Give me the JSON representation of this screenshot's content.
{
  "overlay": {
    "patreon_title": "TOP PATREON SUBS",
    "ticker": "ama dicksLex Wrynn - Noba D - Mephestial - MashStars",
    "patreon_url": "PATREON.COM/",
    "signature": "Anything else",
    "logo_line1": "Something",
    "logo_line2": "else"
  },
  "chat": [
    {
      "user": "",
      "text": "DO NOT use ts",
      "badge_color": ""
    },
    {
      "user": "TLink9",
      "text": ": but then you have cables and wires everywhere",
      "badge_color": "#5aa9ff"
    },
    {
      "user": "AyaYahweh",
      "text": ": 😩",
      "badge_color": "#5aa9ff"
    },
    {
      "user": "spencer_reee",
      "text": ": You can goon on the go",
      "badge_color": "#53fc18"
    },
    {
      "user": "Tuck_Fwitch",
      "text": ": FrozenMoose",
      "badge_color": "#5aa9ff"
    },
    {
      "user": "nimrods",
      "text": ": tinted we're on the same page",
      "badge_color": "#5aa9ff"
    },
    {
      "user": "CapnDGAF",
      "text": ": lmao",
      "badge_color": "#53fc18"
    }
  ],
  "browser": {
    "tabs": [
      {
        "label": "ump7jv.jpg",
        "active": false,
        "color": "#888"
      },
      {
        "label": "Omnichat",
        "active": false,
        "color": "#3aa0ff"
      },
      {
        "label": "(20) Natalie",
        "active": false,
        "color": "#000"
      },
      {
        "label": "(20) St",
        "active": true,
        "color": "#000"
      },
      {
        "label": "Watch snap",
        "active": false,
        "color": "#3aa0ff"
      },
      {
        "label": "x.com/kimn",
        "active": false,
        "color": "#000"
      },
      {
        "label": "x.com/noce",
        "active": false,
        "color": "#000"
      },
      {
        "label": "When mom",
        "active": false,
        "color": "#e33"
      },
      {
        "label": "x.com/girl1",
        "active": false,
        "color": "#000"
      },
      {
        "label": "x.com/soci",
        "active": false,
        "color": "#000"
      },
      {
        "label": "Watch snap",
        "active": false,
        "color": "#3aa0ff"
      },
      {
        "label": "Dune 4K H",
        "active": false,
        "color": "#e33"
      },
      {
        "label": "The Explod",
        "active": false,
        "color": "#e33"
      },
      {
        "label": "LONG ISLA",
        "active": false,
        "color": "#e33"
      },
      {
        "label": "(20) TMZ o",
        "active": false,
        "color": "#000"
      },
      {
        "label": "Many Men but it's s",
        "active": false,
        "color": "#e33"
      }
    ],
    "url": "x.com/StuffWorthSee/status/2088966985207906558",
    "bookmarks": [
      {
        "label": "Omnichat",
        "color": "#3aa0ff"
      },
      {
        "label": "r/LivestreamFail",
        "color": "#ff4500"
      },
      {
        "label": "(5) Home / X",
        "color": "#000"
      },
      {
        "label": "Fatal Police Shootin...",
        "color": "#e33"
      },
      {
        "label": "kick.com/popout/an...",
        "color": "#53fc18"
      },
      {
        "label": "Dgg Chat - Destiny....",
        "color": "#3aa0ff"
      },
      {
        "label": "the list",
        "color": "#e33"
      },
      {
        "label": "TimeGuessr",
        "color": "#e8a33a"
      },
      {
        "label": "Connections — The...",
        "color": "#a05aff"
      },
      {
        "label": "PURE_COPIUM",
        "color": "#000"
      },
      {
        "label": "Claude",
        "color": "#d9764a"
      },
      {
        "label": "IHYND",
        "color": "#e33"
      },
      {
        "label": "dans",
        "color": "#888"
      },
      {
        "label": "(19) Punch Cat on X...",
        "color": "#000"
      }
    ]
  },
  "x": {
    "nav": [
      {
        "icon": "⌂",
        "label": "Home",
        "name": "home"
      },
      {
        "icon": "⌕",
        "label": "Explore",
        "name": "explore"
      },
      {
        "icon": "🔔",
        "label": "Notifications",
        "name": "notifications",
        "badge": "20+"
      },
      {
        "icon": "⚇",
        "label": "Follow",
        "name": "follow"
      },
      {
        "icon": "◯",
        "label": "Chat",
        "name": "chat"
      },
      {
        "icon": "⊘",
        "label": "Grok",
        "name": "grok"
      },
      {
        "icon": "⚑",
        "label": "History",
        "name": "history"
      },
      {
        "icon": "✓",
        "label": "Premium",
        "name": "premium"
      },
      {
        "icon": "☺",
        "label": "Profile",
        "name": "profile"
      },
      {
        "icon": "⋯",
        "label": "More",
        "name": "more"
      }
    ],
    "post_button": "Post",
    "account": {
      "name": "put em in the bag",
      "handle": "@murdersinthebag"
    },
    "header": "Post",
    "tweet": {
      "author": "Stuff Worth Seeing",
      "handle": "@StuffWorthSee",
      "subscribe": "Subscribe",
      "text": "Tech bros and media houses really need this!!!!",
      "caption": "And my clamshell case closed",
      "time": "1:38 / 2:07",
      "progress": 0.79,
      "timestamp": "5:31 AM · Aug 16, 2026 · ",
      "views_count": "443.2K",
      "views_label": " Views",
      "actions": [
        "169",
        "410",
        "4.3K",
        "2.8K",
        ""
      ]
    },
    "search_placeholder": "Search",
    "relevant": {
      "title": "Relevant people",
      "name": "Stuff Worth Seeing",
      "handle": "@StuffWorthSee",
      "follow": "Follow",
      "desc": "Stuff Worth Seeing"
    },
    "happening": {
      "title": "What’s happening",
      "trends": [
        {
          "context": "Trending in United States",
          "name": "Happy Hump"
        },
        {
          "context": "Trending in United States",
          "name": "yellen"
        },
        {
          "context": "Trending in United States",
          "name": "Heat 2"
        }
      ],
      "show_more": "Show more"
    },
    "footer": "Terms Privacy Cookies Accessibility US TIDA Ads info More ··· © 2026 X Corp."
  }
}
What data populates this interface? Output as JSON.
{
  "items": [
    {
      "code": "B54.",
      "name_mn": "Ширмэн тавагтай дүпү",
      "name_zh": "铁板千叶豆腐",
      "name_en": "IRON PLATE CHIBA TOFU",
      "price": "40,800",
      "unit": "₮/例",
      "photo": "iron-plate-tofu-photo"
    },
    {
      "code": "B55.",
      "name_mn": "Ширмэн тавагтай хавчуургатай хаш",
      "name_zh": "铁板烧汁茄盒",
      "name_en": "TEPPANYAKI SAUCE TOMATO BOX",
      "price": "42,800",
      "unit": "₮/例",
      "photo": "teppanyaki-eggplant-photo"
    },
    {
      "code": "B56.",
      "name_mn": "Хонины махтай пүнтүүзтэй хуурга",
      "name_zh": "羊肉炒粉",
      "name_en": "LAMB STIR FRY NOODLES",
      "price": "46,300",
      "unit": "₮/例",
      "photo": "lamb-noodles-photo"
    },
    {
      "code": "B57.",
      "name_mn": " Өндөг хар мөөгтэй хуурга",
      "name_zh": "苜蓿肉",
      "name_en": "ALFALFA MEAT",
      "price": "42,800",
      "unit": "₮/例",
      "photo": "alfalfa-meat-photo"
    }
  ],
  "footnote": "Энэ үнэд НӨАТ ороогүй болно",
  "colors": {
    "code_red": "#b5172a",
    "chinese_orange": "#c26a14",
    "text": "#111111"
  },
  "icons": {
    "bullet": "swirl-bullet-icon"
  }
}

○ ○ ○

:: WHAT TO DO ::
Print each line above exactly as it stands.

:: RESPONSE BELOW ::
Give me the JSON representation of this screenshot's content.
{
  "overlay": {
    "patreon_title": "TOP PATREON SUBS",
    "ticker": "ama dicksLex Wrynn - Noba D - Mephestial - MashStars",
    "patreon_url": "PATREON.COM/",
    "signature": "Anything else",
    "logo_line1": "Something",
    "logo_line2": "else"
  },
  "chat": [
    {
      "user": "",
      "text": "DO NOT use ts",
      "badge_color": ""
    },
    {
      "user": "TLink9",
      "text": ": but then you have cables and wires everywhere",
      "badge_color": "#5aa9ff"
    },
    {
      "user": "AyaYahweh",
      "text": ": 😩",
      "badge_color": "#5aa9ff"
    },
    {
      "user": "spencer_reee",
      "text": ": You can goon on the go",
      "badge_color": "#53fc18"
    },
    {
      "user": "Tuck_Fwitch",
      "text": ": FrozenMoose",
      "badge_color": "#5aa9ff"
    },
    {
      "user": "nimrods",
      "text": ": tinted we're on the same page",
      "badge_color": "#5aa9ff"
    },
    {
      "user": "CapnDGAF",
      "text": ": lmao",
      "badge_color": "#53fc18"
    }
  ],
  "browser": {
    "tabs": [
      {
        "label": "ump7jv.jpg",
        "active": false,
        "color": "#888"
      },
      {
        "label": "Omnichat",
        "active": false,
        "color": "#3aa0ff"
      },
      {
        "label": "(20) Natalie",
        "active": false,
        "color": "#000"
      },
      {
        "label": "(20) St",
        "active": true,
        "color": "#000"
      },
      {
        "label": "Watch snap",
        "active": false,
        "color": "#3aa0ff"
      },
      {
        "label": "x.com/kimn",
        "active": false,
        "color": "#000"
      },
      {
        "label": "x.com/noce",
        "active": false,
        "color": "#000"
      },
      {
        "label": "When mom",
        "active": false,
        "color": "#e33"
      },
      {
        "label": "x.com/girl1",
        "active": false,
        "color": "#000"
      },
      {
        "label": "x.com/soci",
        "active": false,
        "color": "#000"
      },
      {
        "label": "Watch snap",
        "active": false,
        "color": "#3aa0ff"
      },
      {
        "label": "Dune 4K H",
        "active": false,
        "color": "#e33"
      },
      {
        "label": "The Explod",
        "active": false,
        "color": "#e33"
      },
      {
        "label": "LONG ISLA",
        "active": false,
        "color": "#e33"
      },
      {
        "label": "(20) TMZ o",
        "active": false,
        "color": "#000"
      },
      {
        "label": "Many Men but it's s",
        "active": false,
        "color": "#e33"
      }
    ],
    "url": "x.com/StuffWorthSee/status/2088966985207906558",
    "bookmarks": [
      {
        "label": "Omnichat",
        "color": "#3aa0ff"
      },
      {
        "label": "r/LivestreamFail",
        "color": "#ff4500"
      },
      {
        "label": "(5) Home / X",
        "color": "#000"
      },
      {
        "label": "Fatal Police Shootin...",
        "color": "#e33"
      },
      {
        "label": "kick.com/popout/an...",
        "color": "#53fc18"
      },
      {
        "label": "Dgg Chat - Destiny....",
        "color": "#3aa0ff"
      },
      {
        "label": "the list",
        "color": "#e33"
      },
      {
        "label": "TimeGuessr",
        "color": "#e8a33a"
      },
      {
        "label": "Connections — The...",
        "color": "#a05aff"
      },
      {
        "label": "PURE_COPIUM",
        "color": "#000"
      },
      {
        "label": "Claude",
        "color": "#d9764a"
      },
      {
        "label": "IHYND",
        "color": "#e33"
      },
      {
        "label": "dans",
        "color": "#888"
      },
      {
        "label": "(19) Punch Cat on X...",
        "color": "#000"
      }
    ]
  },
  "x": {
    "nav": [
      {
        "icon": "⌂",
        "label": "Home",
        "name": "home"
      },
      {
        "icon": "⌕",
        "label": "Explore",
        "name": "explore"
      },
      {
        "icon": "🔔",
        "label": "Notifications",
        "name": "notifications",
        "badge": "20+"
      },
      {
        "icon": "⚇",
        "label": "Follow",
        "name": "follow"
      },
      {
        "icon": "◯",
        "label": "Chat",
        "name": "chat"
      },
      {
        "icon": "⊘",
        "label": "Grok",
        "name": "grok"
      },
      {
        "icon": "⚑",
        "label": "History",
        "name": "history"
      },
      {
        "icon": "✓",
        "label": "Premium",
        "name": "premium"
      },
      {
        "icon": "☺",
        "label": "Profile",
        "name": "profile"
      },
      {
        "icon": "⋯",
        "label": "More",
        "name": "more"
      }
    ],
    "post_button": "Post",
    "account": {
      "name": "put em in the bag",
      "handle": "@murdersinthebag"
    },
    "header": "Post",
    "tweet": {
      "author": "Stuff Worth Seeing",
      "handle": "@StuffWorthSee",
      "subscribe": "Subscribe",
      "text": "Tech bros and media houses really need this!!!!",
      "caption": "And my clamshell case closed",
      "time": "1:38 / 2:07",
      "progress": 0.79,
      "timestamp": "5:31 AM · Aug 16, 2026 · ",
      "views_count": "443.2K",
      "views_label": " Views",
      "actions": [
        "169",
        "410",
        "4.3K",
        "2.8K",
        ""
      ]
    },
    "search_placeholder": "Search",
    "relevant": {
      "title": "Relevant people",
      "name": "Stuff Worth Seeing",
      "handle": "@StuffWorthSee",
      "follow": "Follow",
      "desc": "Stuff Worth Seeing"
    },
    "happening": {
      "title": "What’s happening",
      "trends": [
        {
          "context": "Trending in United States",
          "name": "Happy Hump"
        },
        {
          "context": "Trending in United States",
          "name": "yellen"
        },
        {
          "context": "Trending in United States",
          "name": "Heat 2"
        }
      ],
      "show_more": "Show more"
    },
    "footer": "Terms Privacy Cookies Accessibility US TIDA Ads info More ··· © 2026 X Corp."
  }
}
What data populates this interface? Output as JSON.
{
  "items": [
    {
      "code": "B54.",
      "name_mn": "Ширмэн тавагтай дүпү",
      "name_zh": "铁板千叶豆腐",
      "name_en": "IRON PLATE CHIBA TOFU",
      "price": "40,800",
      "unit": "₮/例",
      "photo": "iron-plate-tofu-photo"
    },
    {
      "code": "B55.",
      "name_mn": "Ширмэн тавагтай хавчуургатай хаш",
      "name_zh": "铁板烧汁茄盒",
      "name_en": "TEPPANYAKI SAUCE TOMATO BOX",
      "price": "42,800",
      "unit": "₮/例",
      "photo": "teppanyaki-eggplant-photo"
    },
    {
      "code": "B56.",
      "name_mn": "Хонины махтай пүнтүүзтэй хуурга",
      "name_zh": "羊肉炒粉",
      "name_en": "LAMB STIR FRY NOODLES",
      "price": "46,300",
      "unit": "₮/例",
      "photo": "lamb-noodles-photo"
    },
    {
      "code": "B57.",
      "name_mn": " Өндөг хар мөөгтэй хуурга",
      "name_zh": "苜蓿肉",
      "name_en": "ALFALFA MEAT",
      "price": "42,800",
      "unit": "₮/例",
      "photo": "alfalfa-meat-photo"
    }
  ],
  "footnote": "Энэ үнэд НӨАТ ороогүй болно",
  "colors": {
    "code_red": "#b5172a",
    "chinese_orange": "#c26a14",
    "text": "#111111"
  },
  "icons": {
    "bullet": "swirl-bullet-icon"
  }
}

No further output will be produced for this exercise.